Here's what Barack Obama has to say about global warming on his website:
We need to take steps to stop catastrophic, manmade climate change. If we do not act, the consequences will be devastating for future generations, especially for the poorest global populations.
Al Gore couldn't have put it better.
So why did Obama introduce the "Coal-to-Liquid Fuel Promotion Act of 2007," a bill that would promote the use of coal, the dirtiest of all fossil fuels, as a transportation fuel and make global warming a lot worse?
There's a clue in the fact that the other champions of coal-to-liquid fuels in the U.S. Senate are Jim Bunning of Kentucky and Larry Craig of Wyoming, both Republicans.
Yes, Illinois, Obama's home state, is, like Kentucky and Wyoming, a major coal-producing state.

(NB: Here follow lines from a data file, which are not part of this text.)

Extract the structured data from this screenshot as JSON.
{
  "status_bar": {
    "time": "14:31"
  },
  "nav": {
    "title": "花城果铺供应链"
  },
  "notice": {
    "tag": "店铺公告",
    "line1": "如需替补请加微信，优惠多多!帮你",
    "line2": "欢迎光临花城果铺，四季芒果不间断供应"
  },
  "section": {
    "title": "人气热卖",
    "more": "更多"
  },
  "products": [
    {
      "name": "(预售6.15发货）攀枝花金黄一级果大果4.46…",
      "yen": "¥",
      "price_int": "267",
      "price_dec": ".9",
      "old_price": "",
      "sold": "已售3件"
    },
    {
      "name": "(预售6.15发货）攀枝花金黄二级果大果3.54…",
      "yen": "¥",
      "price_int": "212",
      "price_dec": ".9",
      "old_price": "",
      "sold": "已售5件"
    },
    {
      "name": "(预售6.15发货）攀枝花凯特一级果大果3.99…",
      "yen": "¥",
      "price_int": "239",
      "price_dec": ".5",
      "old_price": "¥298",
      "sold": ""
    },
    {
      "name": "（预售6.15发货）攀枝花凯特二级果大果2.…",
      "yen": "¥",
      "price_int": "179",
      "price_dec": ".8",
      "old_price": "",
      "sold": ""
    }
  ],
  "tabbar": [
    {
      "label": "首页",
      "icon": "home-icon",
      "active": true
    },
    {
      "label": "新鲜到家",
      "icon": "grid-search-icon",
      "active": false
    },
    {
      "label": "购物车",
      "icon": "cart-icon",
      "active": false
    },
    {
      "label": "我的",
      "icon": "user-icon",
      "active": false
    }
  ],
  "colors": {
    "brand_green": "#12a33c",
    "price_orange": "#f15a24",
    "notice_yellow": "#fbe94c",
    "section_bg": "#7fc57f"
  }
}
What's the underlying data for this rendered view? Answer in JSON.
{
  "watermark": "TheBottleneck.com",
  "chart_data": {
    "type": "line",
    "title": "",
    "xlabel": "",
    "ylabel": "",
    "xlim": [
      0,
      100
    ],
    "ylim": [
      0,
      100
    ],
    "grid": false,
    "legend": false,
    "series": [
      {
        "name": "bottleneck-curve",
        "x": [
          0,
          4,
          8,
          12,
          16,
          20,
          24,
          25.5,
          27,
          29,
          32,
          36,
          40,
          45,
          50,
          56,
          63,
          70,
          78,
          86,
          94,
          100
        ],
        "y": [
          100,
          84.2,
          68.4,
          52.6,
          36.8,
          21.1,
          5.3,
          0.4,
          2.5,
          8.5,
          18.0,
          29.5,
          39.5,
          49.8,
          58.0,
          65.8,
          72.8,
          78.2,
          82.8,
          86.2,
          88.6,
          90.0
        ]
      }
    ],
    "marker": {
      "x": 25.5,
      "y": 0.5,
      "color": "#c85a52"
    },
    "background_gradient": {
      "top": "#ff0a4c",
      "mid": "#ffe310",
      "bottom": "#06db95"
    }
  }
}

Nearly 32 million tons of coal was mined in Illinois in 2005, generating nearly $1 billion in revenues for the state's producers.
Big coal companies and their allies in the United Mine Workers union want us to fill our gas tanks and airplane jet engines with a liquid fuel made from coal, which is abundant in the U.S. They call it a step towards energy independence. Peabody Energy, the nation's largest coal company, which is based in St. Louis, is a big backer of coal-to-liquid tech.
When Obama introduced the coal-to-liquids bill back in January, he drew catcalls from environmentalists. Frank O'Donnell, the executive director of a Washington group called the Clean Air Watch, told Grist"s Amanda Griscom Little: "Obama may be a climate crusader, but in this case he's marching in the wrong direction."
Now, as his presidential campaign gathers momentum, Obama's position will get more unwelcome attention. Along with other coal-state lawmakers, including two powerful House Democrats from Virginia, Nick Rahall and Rick Boucher, Obama backs massive federal subsidies for coal as a so-called alternative fuel.
As Edmund Andrews reported in an excellent front-page story in The New York Times:
Prodded by intense lobbying from the coal industry, lawmakers from coal states are proposing that taxpayers guarantee billions of dollars in construction loans for coal-to-liquid production plants, guarantee minimum prices for the new fuel, and guarantee big government purchases for the next 25 years...
Among the proposed inducements winding through House and Senate committees: loan guarantees for six to 10 major coal-to-liquid plants, each likely to cost at least $3 billion; a tax credit of 51 cents for every gallon of coal-based fuel sold through 2020; automatic subsidies if oil prices drop below $40 a barrel; and permission for the Air Force to sign 25-year contracts for almost a billion gallons a year of coal-based jet fuel.
Environmentalists are appalled. Frances Bienecke, the president of the Natural Resources Defense Council, told me: "If you fill your Prius with liquid coal, it would be like driving a Hummer." She described the coal-to-liquids proposal, as now written, as "an ecological disaster." You can download an NRDC report on coal-to-liquids here.
An MIT researcher told The Times that "at best, you're going to tread water on the carbon issue and you're probably going to do worse."
Coal-to-liquids technology has a less-than-illustrious history. Known as the Fischer-Tropsch process, it was used by Germany during World War II and by South Africa during the apartheid era because both countries had access to coal but were unable to obtain oil on international markets.
But the problem with the technology isn't its history. It's the fact that no coal-to-liquids plant built on a commercial scale has been able to capture and store carbon dioxide, the greenhouse gas that causes global warming. Without carbon capture and sequestration, studies show, turning coal into liquid fuel generates 125% more CO2 than producing diesel fuel and 66% more than burning gasoline.
An Obama spokesman told Grist that the senator "believes that through investment and innovation, we can make these technologies cleaner." The trouble is, the massive federal subsidies now being proposed do not require that energy companies deploy technology to capture and store carbon.
I take no pleasure is saying that this will damage Obama. I read his autobiography, Dreams From My Father, a few months ago, and came away very impressed. I want to believe that he is a different kind of political leader.
But by supporting a Big Coal boondoggle, Obama is not simply disappointing those voters who care about environmental issues.
He is undermining his own claim to be above politics, to be the kind of leader who looks beyond narrow, parochial interests to do what's right for all Americans.
Energy independence is a laudable, if elusive goal, but the resource in short supply here is political courage.
Originally published at MarcGunther.com.